*RECORDED DATA*.
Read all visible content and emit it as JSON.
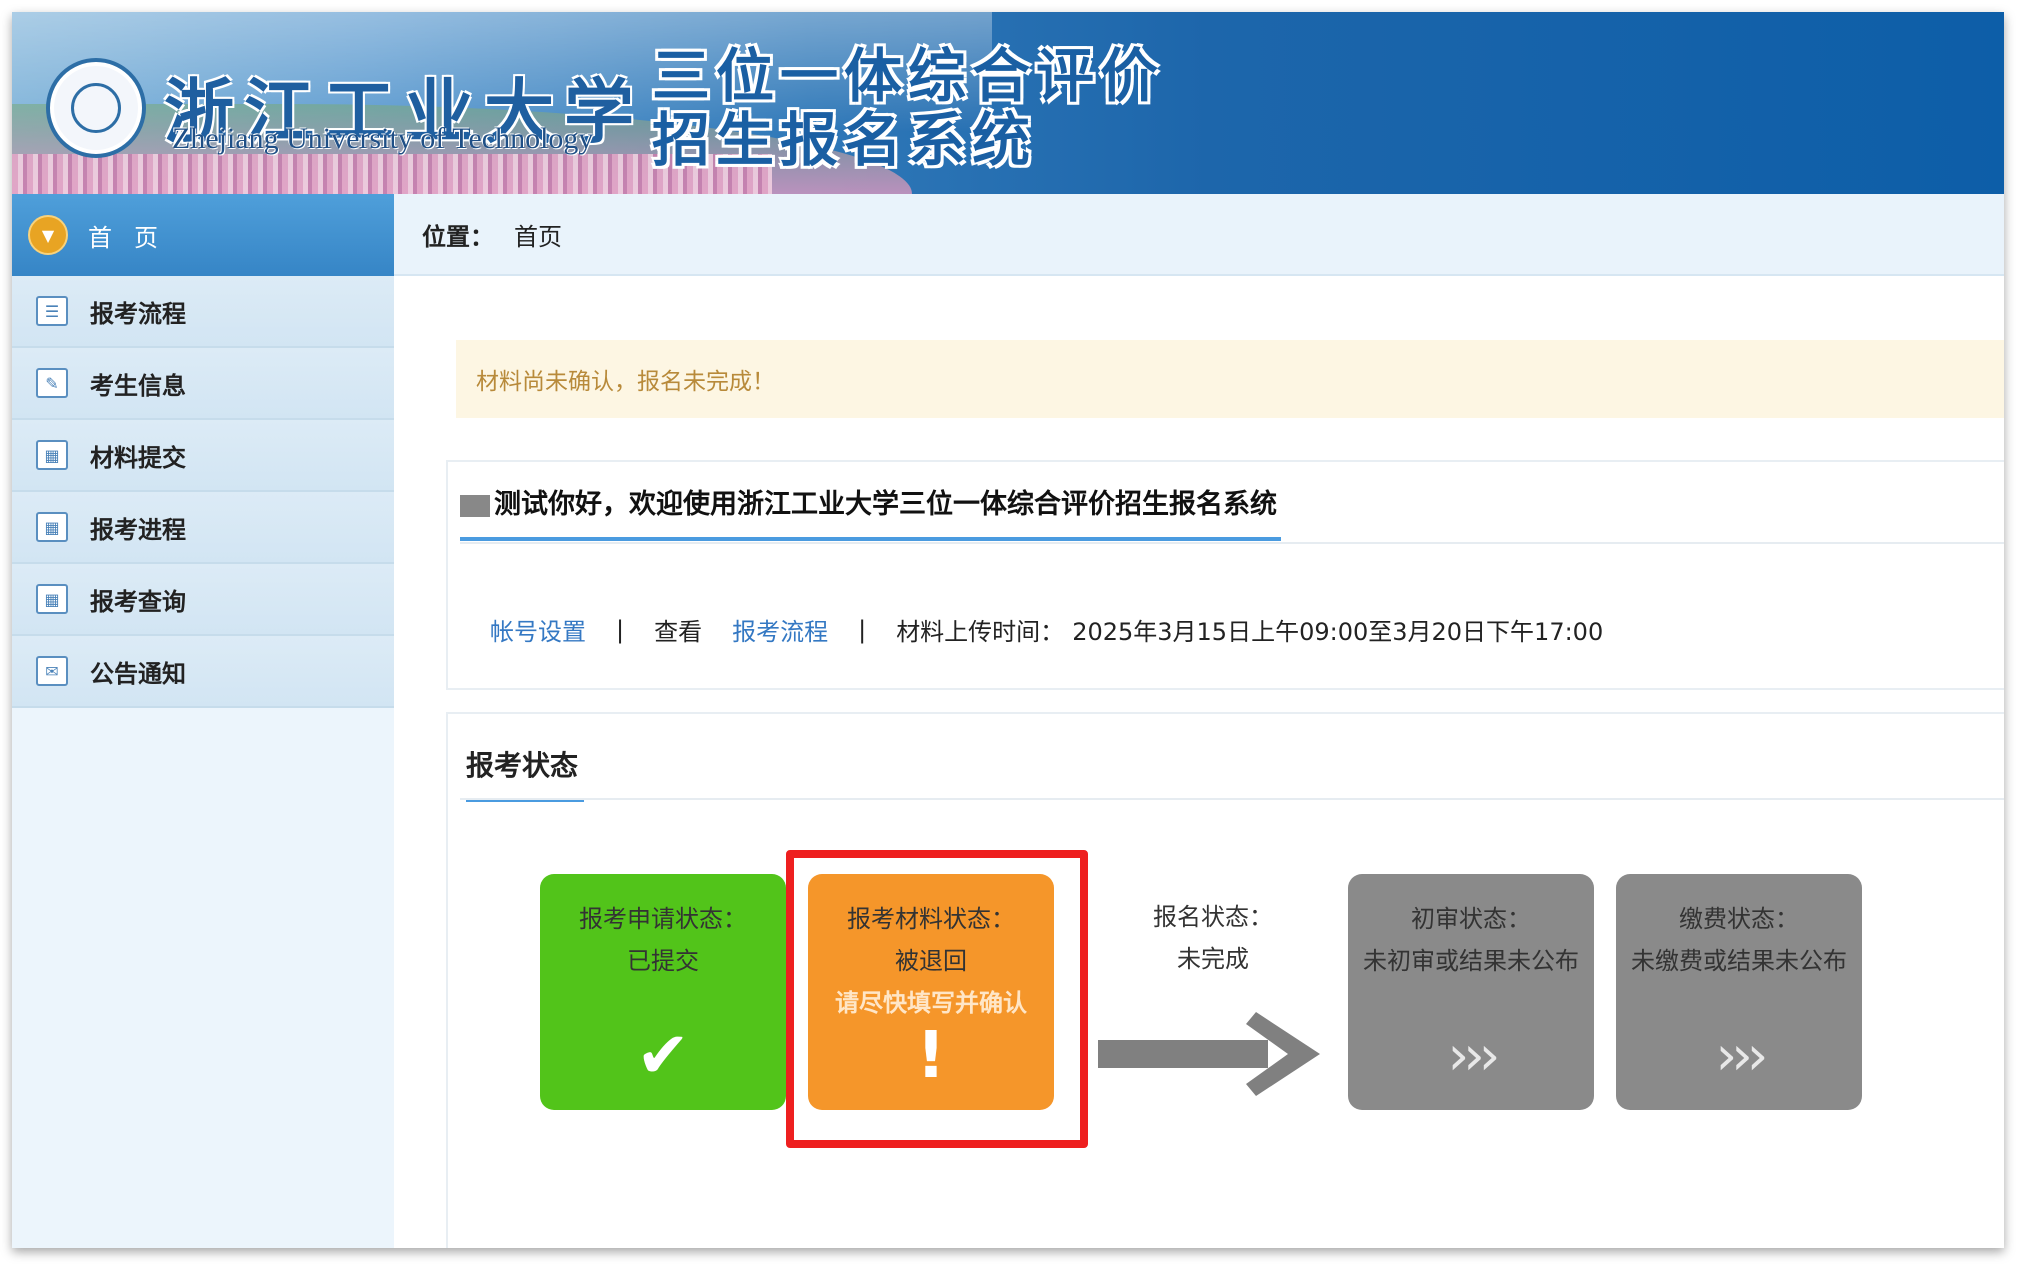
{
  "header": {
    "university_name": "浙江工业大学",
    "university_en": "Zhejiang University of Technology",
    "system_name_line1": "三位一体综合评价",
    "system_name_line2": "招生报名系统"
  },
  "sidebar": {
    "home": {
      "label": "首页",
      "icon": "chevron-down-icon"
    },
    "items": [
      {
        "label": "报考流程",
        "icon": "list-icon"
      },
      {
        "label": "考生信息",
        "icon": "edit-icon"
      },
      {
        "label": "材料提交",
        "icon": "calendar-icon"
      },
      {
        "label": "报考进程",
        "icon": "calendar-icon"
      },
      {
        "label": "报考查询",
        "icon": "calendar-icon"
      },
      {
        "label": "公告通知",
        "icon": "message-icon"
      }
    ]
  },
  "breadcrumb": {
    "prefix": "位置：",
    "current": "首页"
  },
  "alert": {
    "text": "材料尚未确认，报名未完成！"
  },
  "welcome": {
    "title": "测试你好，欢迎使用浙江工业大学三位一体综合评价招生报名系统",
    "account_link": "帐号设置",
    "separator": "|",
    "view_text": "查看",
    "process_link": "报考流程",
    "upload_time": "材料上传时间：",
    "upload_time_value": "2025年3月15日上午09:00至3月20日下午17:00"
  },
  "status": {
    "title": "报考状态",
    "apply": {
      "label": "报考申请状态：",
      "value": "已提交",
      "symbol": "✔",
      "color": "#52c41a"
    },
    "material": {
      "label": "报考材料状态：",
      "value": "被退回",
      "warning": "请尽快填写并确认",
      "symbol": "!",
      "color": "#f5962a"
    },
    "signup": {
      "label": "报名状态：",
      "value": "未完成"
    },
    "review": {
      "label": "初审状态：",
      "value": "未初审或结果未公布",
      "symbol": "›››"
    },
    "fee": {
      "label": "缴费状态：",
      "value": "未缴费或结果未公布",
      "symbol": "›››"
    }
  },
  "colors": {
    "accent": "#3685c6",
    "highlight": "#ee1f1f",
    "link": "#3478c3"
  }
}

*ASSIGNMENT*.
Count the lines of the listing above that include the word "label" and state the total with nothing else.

*YOUR RESPONSE*.
12